Less conspicuous but potentially more troubling for unionists is the situation in Northern Ireland. The Stormont government collapsed in early spring following a scandal over a green energy financing scheme and the province is now being administered by civil servants, after parties failed to reach agreement in power-sharing talks by an April deadline. This has now been extended to 29 June, while the parties battle over the province’s 17 seats in Westminster.

If agreement on the regional assembly is not reached by August, Northern Ireland will revert to rule from Westminster. Former Prime Minister Tony Blair, who brokered the Good Friday agreement that brought peace to the province, has warned of the perils that Brexit poses to its stability.

Under the agreement, people in Northern Ireland have a right to both British and Irish citizenship and EU negotiators have indicated that they will welcome the province into a united Ireland within the EU.

Research by the Electoral Reform Society indicates that one fifth of voters are planning to back someone other than their first-choice candidate as part of a tactical voting strategy. Pro- and anti-Brexit crowd-funding campaign groups, such as More United and Open Britain, have been actively promoting tactical voting.

Open Britain has mobilised activists into 29 marginal constituencies where both the majority of the electorate and the incumbent MP voted to remain in Europe, in a bid to increase the MP’s share of the vote. The group, which opposes a “hard, destructive Brexit”, is also campaigning in 21 seats with a strong “Remain” vote where the MP voted “Leave”, to drum up support for a challenger.

Similarly, Gina Miller, the investment banker whose legal challenge in the High Court forced the government to give MPs a vote over its Brexit plans, has launched a Best for Britain campaign that is targeting 36 constituencies - including May’s own seat of Maidenhead - in pursuit of a “soft Brexit” deal.

Other factors that make the result hard to call include the registration of 3 million new voters during the election, many of them young people who are expected to back Labour.

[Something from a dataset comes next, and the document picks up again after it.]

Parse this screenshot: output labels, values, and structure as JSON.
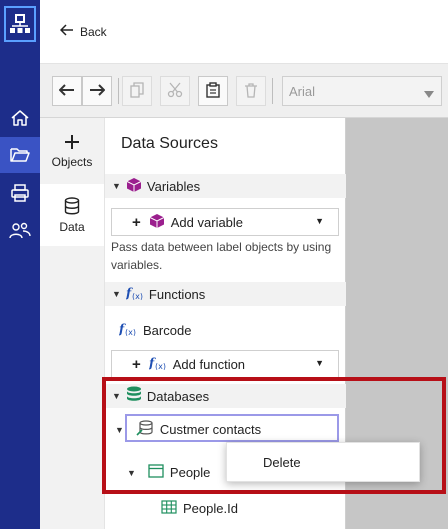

But some pundits argue that their impact may be limited because they are predominantly concentrated in safe seats.

Watch: May responds to attacks in London and Manchester

The terror attacks have added further unpredictability, with the parties scrabbling to outdo each other on new security pledges in the final days of the campaign.

The traditional wisdom that security issues tend to favour the incumbent has not played out in recent cases such as the French election.

In last minute campaigning, Corbyn blamed Conservative budgets cuts, which saw the number of police officers fall by ­almost 20,000 between 2010 and 2016, for the attacks in Manchester and London. He slammed May’s suggestion the government could scrap some human rights laws in its crackdown on extremism.

“We won’t defeat terrorists by ripping up our basic rights and our democracy,” Corbyn said.

Meanwhile May tried to put the focus back on the divorce talks with the European Union.

“Give me your backing in the polling station ... to battle for ­Britain in Brussels,” May said in a statement. “Get those negotiations wrong and the consequences will be dire.”

The odds are still on a Conservative victory, with some bookmakers, such as Betfair Exchange, putting them as high as 90 per cent. But the wisdom of Theresa May’s electoral gamble has been questioned by her own supporters, such as the arch-Conservative Spectator magazine.

The pre-election issue lashes the Prime Minister for her lacklustre performance and the damage it has done to her reputation, dubbing her “weak and wobbly” and the election a “general shambles”. Whatever the outcome of tomorrow’s results, with the Brexit talks due to begin 11 days later, one thing is sure: Britain is heading for more “interesting times”.

Additional reporting by Associated Press